# [Task instructions]
Copy each line below in which the string "this" appears.

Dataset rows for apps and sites
────────
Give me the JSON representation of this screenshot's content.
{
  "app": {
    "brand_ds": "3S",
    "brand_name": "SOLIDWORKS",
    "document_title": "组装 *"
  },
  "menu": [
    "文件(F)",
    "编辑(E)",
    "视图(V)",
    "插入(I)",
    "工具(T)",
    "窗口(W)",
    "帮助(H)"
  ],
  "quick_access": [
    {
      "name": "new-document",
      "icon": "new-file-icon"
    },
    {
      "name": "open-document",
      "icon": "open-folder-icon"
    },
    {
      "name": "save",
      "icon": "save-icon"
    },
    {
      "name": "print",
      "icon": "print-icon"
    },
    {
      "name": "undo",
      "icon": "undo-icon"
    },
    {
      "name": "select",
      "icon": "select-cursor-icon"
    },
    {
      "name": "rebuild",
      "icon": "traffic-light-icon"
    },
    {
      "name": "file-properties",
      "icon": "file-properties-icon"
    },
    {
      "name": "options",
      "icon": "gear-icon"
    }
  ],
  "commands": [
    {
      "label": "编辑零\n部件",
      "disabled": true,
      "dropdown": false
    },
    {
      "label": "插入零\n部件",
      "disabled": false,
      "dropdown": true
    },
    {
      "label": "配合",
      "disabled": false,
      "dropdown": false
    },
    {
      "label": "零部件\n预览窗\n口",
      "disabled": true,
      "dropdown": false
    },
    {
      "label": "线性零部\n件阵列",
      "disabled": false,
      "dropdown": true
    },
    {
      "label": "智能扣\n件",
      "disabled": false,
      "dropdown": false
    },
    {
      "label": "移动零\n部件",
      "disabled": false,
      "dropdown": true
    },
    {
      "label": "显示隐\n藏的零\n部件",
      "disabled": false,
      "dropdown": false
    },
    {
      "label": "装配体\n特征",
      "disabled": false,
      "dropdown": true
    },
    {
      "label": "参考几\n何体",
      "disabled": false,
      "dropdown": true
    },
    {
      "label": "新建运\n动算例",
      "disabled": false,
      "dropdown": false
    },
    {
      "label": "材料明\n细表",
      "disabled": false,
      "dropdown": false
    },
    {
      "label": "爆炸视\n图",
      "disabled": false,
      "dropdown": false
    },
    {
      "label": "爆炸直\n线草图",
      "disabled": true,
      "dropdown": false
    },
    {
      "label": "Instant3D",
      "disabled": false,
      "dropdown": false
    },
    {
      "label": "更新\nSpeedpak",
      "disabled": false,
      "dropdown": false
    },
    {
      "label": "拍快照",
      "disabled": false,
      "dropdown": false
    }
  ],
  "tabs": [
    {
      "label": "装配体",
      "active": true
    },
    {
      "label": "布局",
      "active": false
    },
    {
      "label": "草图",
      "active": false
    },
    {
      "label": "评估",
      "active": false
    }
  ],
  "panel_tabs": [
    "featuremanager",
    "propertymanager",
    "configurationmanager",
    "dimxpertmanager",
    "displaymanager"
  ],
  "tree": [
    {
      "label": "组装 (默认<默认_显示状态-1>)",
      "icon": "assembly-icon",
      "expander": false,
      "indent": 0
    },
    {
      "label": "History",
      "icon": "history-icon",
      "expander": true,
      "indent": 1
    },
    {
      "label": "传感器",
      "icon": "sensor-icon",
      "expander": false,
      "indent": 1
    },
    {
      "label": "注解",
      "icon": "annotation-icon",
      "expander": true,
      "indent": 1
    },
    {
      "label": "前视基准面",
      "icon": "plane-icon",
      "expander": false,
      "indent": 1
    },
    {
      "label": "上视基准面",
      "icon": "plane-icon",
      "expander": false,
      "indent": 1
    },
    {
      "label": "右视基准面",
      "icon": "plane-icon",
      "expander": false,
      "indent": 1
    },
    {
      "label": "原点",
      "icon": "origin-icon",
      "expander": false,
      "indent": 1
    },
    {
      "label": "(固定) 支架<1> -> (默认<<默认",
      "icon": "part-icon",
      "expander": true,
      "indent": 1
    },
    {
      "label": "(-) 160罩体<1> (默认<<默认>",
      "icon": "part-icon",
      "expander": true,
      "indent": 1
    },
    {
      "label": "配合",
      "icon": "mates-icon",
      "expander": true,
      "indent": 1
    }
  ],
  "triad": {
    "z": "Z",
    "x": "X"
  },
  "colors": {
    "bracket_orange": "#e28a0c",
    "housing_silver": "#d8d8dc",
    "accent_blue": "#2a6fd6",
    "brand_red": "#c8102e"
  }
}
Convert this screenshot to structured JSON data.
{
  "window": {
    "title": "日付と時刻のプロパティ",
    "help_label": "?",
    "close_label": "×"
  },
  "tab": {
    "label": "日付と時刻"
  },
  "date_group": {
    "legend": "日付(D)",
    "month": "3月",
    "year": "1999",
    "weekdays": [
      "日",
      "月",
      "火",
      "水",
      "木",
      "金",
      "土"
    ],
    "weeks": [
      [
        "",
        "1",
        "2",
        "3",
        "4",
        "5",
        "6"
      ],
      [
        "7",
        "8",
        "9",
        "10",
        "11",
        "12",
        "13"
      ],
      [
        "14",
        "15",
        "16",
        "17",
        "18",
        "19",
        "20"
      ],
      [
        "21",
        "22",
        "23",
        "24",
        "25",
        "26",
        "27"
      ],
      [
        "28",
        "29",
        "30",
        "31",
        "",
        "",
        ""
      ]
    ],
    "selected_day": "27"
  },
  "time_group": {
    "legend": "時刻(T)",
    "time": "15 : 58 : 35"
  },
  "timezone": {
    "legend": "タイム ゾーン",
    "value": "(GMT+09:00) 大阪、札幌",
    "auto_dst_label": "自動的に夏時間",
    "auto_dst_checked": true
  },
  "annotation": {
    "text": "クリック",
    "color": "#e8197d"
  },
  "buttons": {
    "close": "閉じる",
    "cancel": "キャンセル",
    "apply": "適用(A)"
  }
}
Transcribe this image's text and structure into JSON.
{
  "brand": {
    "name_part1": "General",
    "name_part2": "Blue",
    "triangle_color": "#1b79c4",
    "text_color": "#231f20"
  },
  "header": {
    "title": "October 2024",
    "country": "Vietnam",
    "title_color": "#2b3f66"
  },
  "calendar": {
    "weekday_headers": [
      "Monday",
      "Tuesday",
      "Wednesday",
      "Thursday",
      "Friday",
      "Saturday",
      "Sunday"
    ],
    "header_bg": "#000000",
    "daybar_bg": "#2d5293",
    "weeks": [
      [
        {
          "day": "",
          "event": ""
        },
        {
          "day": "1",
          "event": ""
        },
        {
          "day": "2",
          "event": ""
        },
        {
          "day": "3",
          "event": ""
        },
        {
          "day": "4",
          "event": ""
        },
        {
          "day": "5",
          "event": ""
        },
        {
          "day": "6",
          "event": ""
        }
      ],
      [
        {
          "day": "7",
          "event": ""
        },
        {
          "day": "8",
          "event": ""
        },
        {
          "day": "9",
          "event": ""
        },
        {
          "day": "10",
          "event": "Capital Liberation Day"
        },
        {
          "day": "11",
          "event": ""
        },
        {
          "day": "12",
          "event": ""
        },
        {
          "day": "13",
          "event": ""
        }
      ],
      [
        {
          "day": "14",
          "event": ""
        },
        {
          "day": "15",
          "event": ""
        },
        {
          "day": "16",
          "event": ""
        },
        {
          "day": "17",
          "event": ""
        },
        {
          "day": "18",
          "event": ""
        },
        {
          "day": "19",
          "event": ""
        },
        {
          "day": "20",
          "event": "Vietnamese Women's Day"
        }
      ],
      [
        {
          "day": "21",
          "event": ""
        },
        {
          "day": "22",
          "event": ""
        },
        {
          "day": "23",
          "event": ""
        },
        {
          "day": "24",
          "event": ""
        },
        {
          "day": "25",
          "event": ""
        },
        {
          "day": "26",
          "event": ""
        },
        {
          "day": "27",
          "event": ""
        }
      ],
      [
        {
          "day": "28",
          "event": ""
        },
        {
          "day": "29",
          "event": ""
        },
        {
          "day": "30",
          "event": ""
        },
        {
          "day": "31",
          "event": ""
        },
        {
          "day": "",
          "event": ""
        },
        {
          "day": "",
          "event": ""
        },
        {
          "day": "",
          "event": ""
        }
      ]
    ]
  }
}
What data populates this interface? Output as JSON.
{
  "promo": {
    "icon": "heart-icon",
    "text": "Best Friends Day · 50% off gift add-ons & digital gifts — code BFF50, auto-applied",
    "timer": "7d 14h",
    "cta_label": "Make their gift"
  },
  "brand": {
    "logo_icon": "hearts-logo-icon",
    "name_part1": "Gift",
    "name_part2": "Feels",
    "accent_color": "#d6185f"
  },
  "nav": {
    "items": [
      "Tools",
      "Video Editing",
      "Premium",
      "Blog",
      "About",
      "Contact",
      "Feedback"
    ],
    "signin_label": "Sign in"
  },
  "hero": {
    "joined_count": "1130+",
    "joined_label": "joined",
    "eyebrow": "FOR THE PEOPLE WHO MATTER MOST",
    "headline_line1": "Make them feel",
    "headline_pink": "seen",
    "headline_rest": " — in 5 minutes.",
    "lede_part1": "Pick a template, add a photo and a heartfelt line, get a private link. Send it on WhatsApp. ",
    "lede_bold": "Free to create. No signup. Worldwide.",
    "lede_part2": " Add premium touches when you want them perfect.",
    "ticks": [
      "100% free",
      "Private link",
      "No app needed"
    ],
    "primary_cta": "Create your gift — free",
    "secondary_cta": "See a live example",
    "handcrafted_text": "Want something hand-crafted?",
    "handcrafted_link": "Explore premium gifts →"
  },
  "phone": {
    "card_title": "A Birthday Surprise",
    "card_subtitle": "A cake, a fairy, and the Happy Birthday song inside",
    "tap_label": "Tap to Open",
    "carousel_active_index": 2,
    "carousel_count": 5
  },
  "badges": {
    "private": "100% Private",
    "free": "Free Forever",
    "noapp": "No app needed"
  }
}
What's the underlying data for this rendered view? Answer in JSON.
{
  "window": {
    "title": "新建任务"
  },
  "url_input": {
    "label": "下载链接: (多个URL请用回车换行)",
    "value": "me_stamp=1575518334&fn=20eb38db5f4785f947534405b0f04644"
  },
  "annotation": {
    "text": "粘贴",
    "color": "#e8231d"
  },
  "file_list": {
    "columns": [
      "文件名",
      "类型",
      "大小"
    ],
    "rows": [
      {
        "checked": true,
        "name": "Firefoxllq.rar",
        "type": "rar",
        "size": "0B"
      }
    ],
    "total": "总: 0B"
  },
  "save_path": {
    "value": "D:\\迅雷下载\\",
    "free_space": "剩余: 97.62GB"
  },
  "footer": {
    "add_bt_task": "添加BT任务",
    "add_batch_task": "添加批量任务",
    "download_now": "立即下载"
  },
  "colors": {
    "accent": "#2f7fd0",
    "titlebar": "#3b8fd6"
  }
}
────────
# [Reply to the exercise]
Give me the JSON representation of this screenshot's content.
Convert this screenshot to structured JSON data.
Transcribe this image's text and structure into JSON.
What data populates this interface? Output as JSON.
What's the underlying data for this rendered view? Answer in JSON.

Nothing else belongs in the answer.